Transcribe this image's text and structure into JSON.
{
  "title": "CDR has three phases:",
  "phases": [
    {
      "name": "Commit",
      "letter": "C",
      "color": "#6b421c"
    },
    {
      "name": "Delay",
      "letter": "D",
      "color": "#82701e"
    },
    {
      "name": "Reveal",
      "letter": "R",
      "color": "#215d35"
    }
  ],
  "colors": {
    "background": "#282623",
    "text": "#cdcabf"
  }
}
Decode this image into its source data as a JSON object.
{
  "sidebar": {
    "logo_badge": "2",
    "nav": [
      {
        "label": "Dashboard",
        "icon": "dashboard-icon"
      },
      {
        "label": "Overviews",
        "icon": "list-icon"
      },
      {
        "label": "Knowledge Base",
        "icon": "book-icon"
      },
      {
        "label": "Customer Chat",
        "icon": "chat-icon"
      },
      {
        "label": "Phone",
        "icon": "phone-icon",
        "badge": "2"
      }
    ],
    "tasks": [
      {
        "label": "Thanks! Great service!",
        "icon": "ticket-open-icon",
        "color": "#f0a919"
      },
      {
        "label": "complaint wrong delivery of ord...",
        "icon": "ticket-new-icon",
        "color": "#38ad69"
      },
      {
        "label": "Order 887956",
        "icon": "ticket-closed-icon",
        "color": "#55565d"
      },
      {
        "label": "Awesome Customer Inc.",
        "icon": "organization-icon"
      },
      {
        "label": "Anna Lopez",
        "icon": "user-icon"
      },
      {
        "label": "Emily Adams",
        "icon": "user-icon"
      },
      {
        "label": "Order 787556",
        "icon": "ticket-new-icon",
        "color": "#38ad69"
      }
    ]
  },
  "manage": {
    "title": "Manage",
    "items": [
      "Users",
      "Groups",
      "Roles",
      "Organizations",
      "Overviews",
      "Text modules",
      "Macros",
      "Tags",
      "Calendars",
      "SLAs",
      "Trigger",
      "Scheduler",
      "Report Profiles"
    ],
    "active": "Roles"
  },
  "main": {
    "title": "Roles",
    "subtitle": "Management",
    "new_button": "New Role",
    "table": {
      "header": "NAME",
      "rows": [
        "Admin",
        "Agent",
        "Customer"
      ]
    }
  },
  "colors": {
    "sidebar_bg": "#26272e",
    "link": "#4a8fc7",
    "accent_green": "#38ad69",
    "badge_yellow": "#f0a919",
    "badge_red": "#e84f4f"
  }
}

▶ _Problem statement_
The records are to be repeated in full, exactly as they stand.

▶ _Exercise result_
Transcribe this image's text and structure into JSON.
{
  "title": "CDR has three phases:",
  "phases": [
    {
      "name": "Commit",
      "letter": "C",
      "color": "#6b421c"
    },
    {
      "name": "Delay",
      "letter": "D",
      "color": "#82701e"
    },
    {
      "name": "Reveal",
      "letter": "R",
      "color": "#215d35"
    }
  ],
  "colors": {
    "background": "#282623",
    "text": "#cdcabf"
  }
}
Decode this image into its source data as a JSON object.
{
  "sidebar": {
    "logo_badge": "2",
    "nav": [
      {
        "label": "Dashboard",
        "icon": "dashboard-icon"
      },
      {
        "label": "Overviews",
        "icon": "list-icon"
      },
      {
        "label": "Knowledge Base",
        "icon": "book-icon"
      },
      {
        "label": "Customer Chat",
        "icon": "chat-icon"
      },
      {
        "label": "Phone",
        "icon": "phone-icon",
        "badge": "2"
      }
    ],
    "tasks": [
      {
        "label": "Thanks! Great service!",
        "icon": "ticket-open-icon",
        "color": "#f0a919"
      },
      {
        "label": "complaint wrong delivery of ord...",
        "icon": "ticket-new-icon",
        "color": "#38ad69"
      },
      {
        "label": "Order 887956",
        "icon": "ticket-closed-icon",
        "color": "#55565d"
      },
      {
        "label": "Awesome Customer Inc.",
        "icon": "organization-icon"
      },
      {
        "label": "Anna Lopez",
        "icon": "user-icon"
      },
      {
        "label": "Emily Adams",
        "icon": "user-icon"
      },
      {
        "label": "Order 787556",
        "icon": "ticket-new-icon",
        "color": "#38ad69"
      }
    ]
  },
  "manage": {
    "title": "Manage",
    "items": [
      "Users",
      "Groups",
      "Roles",
      "Organizations",
      "Overviews",
      "Text modules",
      "Macros",
      "Tags",
      "Calendars",
      "SLAs",
      "Trigger",
      "Scheduler",
      "Report Profiles"
    ],
    "active": "Roles"
  },
  "main": {
    "title": "Roles",
    "subtitle": "Management",
    "new_button": "New Role",
    "table": {
      "header": "NAME",
      "rows": [
        "Admin",
        "Agent",
        "Customer"
      ]
    }
  },
  "colors": {
    "sidebar_bg": "#26272e",
    "link": "#4a8fc7",
    "accent_green": "#38ad69",
    "badge_yellow": "#f0a919",
    "badge_red": "#e84f4f"
  }
}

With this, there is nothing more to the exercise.